◆ TASK DATA:
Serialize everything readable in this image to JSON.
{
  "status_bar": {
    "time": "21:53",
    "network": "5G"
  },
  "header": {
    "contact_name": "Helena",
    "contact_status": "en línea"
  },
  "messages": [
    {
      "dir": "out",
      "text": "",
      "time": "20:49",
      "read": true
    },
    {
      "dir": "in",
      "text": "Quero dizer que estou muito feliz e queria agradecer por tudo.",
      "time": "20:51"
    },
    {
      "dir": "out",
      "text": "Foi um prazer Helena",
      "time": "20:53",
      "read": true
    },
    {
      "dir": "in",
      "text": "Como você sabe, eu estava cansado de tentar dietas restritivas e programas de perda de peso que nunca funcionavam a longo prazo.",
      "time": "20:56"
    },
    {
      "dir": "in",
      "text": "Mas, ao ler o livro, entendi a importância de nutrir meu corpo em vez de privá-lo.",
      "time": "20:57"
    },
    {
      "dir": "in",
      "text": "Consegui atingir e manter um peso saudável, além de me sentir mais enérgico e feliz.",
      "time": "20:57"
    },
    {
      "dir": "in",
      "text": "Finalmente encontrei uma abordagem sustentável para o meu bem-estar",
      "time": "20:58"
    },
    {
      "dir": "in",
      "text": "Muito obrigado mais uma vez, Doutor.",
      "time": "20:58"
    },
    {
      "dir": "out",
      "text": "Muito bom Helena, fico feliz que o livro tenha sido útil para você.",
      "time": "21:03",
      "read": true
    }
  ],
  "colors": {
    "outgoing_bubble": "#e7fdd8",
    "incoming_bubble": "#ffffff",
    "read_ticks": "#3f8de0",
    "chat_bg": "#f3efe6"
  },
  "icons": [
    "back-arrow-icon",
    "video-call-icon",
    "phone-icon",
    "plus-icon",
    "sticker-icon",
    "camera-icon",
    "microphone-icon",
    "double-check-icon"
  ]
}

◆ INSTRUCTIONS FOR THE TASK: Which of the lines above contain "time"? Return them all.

◆ ANSWER SPACE:
    "time": "21:53",
      "time": "20:49",
      "time": "20:51"
      "time": "20:53",
      "time": "20:56"
      "time": "20:57"
      "time": "20:57"
      "time": "20:58"
      "time": "20:58"
      "time": "21:03",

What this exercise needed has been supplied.